Parental leave is a right for parents to take time off work to look after a child or make arrangements for the child's welfare before the child's fifth birthday (or 18th birthday if the child is disabled and receiving disability living allowance). There is no requirement for an employee to be paid during parental leave.
Parental leave is available to employees who have, or expect to have, parental responsibility for a child. To be eligible, employees generally have to have one year's continuous service with their current employer. However, special rules apply for parents of children born, or placed for adoption, before 14 December 1999. They will be eligible for parental leave from their current employer if they completed one year's continuous service with another employer between 15 December 1998 and 9 January 2002.
Employees get 18 weeks' leave in total for each child. Parents of disabled children receiving disability living allowance also get 18 weeks' leave in total. In all cases a maximum of four weeks' parental leave in a year can be taken in respect of any individual child.
Employees are able to take parental leave in short or long blocks depending on what has been agreed where they work, which must be taken in periods of one week, or multiples of one week.
An employee must give at least 21 days' notice of a wish to take parental leave. The employer can postpone the leave for up to six months where the business would be particularly disrupted if the leave were taken at the time requested but leave cannot be postponed when the employee gives notice to take it immediately after the time the child is born or is placed with the family for adoption.
Employers may be justified in postponing leave when, for example, the work is at a seasonal peak; where a significant proportion of the workforce applies for parental leave at the same time; or, when the employee's role is such that his or her absence at a particular time would unduly harm the business.
At the end of parental leave, an employee is guaranteed the right to return to the same job as before if the leave was for a period of four weeks or less; if it was for a longer period the employee is entitled to return to the same job, or, if that is not reasonably practicable, a similar job which has the same or better status, terms and conditions as the old job.

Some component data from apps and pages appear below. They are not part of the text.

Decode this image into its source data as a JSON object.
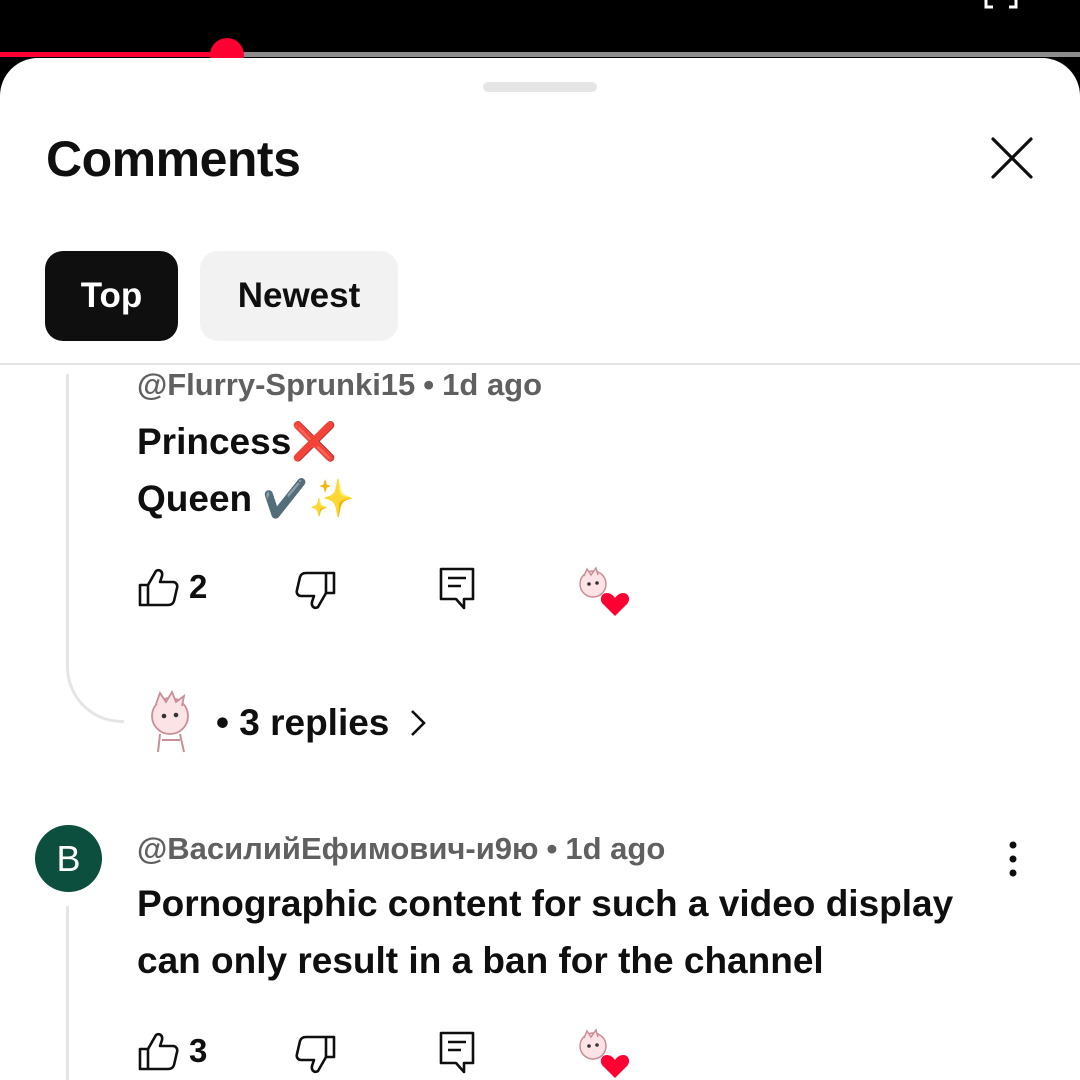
{
  "sheet": {
    "title": "Comments"
  },
  "sort_chips": {
    "top": "Top",
    "newest": "Newest"
  },
  "video": {
    "progress_fraction": 0.21,
    "accent_color": "#ff0033"
  },
  "comments": [
    {
      "author": "@Flurry-Sprunki15",
      "time": "1d ago",
      "lines": [
        "Princess❌",
        "Queen ✔️✨"
      ],
      "likes": "2",
      "replies_label": "• 3 replies",
      "creator_hearted": true
    },
    {
      "avatar_letter": "B",
      "author": "@ВасилийЕфимович-и9ю",
      "time": "1d ago",
      "lines": [
        "Pornographic content for such a video display",
        "can only result in a ban for the channel"
      ],
      "likes": "3",
      "creator_hearted": true
    }
  ],
  "icons": {
    "like": "thumbs-up-icon",
    "dislike": "thumbs-down-icon",
    "reply": "reply-icon",
    "close": "close-icon",
    "more": "more-vert-icon",
    "fullscreen": "fullscreen-icon",
    "heart": "creator-heart-icon"
  }
}
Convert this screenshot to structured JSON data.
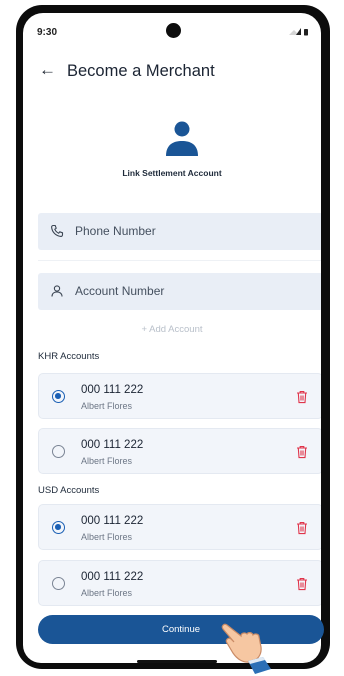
{
  "status": {
    "time": "9:30"
  },
  "header": {
    "back_icon": "arrow-left-icon",
    "title": "Become a Merchant"
  },
  "section": {
    "icon": "user-icon",
    "title": "Link Settlement Account"
  },
  "form": {
    "phone_placeholder": "Phone Number",
    "account_placeholder": "Account Number",
    "add_account": "+ Add Account"
  },
  "groups": {
    "khr": {
      "label": "KHR Accounts",
      "items": [
        {
          "number": "000 111 222",
          "name": "Albert Flores",
          "selected": true
        },
        {
          "number": "000 111 222",
          "name": "Albert Flores",
          "selected": false
        }
      ]
    },
    "usd": {
      "label": "USD Accounts",
      "items": [
        {
          "number": "000 111 222",
          "name": "Albert Flores",
          "selected": true
        },
        {
          "number": "000 111 222",
          "name": "Albert Flores",
          "selected": false
        }
      ]
    }
  },
  "footer": {
    "continue_label": "Continue"
  },
  "colors": {
    "primary": "#1a5596",
    "accent": "#1a5fb4",
    "danger": "#e0344a",
    "field_bg": "#e9eef6"
  }
}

When parental leave follows maternity leave, the general rule is that a woman is entitled to return to the same job she had before the leave. If at the end of additional maternity leave, this would not have been reasonably practicable, and it is still not reasonably practicable at the end of parental leave, she is entitled to return to a similar job which has the same or better status, terms and conditions as the old job.